There’s been some chatter around the office on best practices of attending trade show. From educational sessions to new industry products to valuable connections - when done right – you can walk away with a head full of bottom-line-boosting knowledge.
Having trouble finding events? Check out our 2019 Green Industry Trade Shows, Expos & Events Calendar to find one near you.
Have a Plan
Before hopping on the plane or jumping in the car, do a little reconnaissance, check out the info. Most conferences will release an app that includes everything you need - from the lay of the land to the schedule of sessions - to make your best plan of attack. Doing your homework allows you to spend more time gathering useful and wallet with business cards and less time wearing out your shoes.
Pack Comfortable Shoes
Speaking of shoes, make sure you bring a comfortable pair. For you that might mean the classic and dependable New Balance 608s (The Ultimate Dad Shoe) or a spongy pair of florescent orange Crocs. Just make sure the shoe can handle the long haul because putting in 5 plus miles a day isn’t unheard of.
Bring (a stack of) Business Cards
This will be a valuable tool throughout the event because as you’ll see networking is the most important thing you can constantly be doing throughout the event. Share them with vendors, speakers, peers, anyone you connect with because sometimes it’s this rectangle of card stock paper that triggers somebody’s memory.
Talk to Vendors
As a field service software vendor who typically only contacts customers and potential customers over the phone. Trade shows provide us the opportunity to get in front of people and put faces to names. Come prepared with a list of vendors you want to talk to, talk to them, and then walk the floor and see if anyone else stands out, and go talk to them.
Hit up their after-hours events. Vendors are always putting on events after hours. Go to a couple. It’s a great way to meet new people, see new sites, and get some free food and drinks. It’s also a great place to learn how you can improve your business from peers and vendors.
Attend Educational Sessions
Knowledge is power, and there’s so much to learn at every session. Try to figure out which one can help you grow and improve your business. They have the potential to provide that one tip or idea to spark a business. But even if you end up going to a session with an irrelevant subject and terrible speaker you at least learn how not to speak in public.
Network. Network. Network.
It’s the most important part of any green industry event. All the other stuff is great, it can add great value to you and your business but the people who spend as much time as possible networking are the ones who get the most out of trade shows.
This doesn’t mean you have to be that guy with the incessant handshaking and business-card-presenting who everyone tries to avoid.

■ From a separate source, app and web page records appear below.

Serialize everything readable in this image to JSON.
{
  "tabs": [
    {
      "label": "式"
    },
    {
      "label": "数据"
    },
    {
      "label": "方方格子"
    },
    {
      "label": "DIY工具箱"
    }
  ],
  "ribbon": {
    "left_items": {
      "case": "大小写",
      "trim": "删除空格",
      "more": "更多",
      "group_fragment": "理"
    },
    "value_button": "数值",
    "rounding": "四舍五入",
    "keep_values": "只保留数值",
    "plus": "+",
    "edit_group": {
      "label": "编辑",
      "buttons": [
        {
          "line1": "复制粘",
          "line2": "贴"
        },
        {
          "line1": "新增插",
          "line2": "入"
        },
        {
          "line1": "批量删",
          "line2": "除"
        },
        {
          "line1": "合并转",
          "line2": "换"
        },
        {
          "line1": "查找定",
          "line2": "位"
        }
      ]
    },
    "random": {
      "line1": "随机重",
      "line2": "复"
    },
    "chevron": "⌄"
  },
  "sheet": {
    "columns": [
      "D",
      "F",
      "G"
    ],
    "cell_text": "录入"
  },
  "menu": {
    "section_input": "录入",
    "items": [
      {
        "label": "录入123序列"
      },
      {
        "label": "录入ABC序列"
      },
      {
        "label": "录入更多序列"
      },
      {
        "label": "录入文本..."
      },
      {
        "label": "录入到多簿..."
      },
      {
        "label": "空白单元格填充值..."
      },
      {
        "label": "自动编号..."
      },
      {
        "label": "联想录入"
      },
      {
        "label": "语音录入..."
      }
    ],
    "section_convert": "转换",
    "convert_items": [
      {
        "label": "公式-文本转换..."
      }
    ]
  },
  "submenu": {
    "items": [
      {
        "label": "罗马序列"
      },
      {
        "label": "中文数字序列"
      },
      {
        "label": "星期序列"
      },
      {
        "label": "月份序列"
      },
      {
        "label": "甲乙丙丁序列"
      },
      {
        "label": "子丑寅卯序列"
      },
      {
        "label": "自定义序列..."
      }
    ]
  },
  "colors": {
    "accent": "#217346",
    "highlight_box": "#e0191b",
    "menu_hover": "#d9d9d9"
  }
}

Your goal at every trade show should be to find a non-competing peer who you can bounce ideas off, talk through problems with or just bs about stories you can both relate to. Whether they’re a wise mentor or vice versa, having the chance to talk things out will improve your thinking, business and occasionally your sanity.
Take In the City
If you’re doing trade shows right, there might come a time when you start dragging a bit. Whether there’s a lull in the action or you just want a change in scenery - you can always explore the city around you. Go to a baseball game. Walk around an interesting neighborhood. Do some tourist activities. Working 80-100 hours a week is draining, so take a day here or there to enjoy the fruits of your labor.
It’s something we’re all guilty of, no matter the industry: you attend a trade show or expo - have a great time, learn a pile of new stuff, see a few great products that strike your interest, connect with a bunch of knowledgeable people - then that Monday comes around and you’re back to the grind. Your attention is needed elsewhere. You have a business to run. There’s work to be done.
It happens to us all, including myself. But this can change. It all starts by making a concerted effort. Set a timeline for completing a minor task that moves you towards achieving a greater goal.
For example, you could start with simply determining if your business would benefit from one of the new processes or ideas learned at an expo. If it would, then you move on to the next step and set aside time to plan how it could be put into action. If it wouldn’t then that’s-that, you’re done.
It’s all about breaking a larger (more daunting) goal into manageable steps. As my high school football coach, would always say, “How do you eat an elephant? (*dramatic pause*) One bite at a time.”
Now that you know the when, where and how to conquer green industry events we hope to see you there!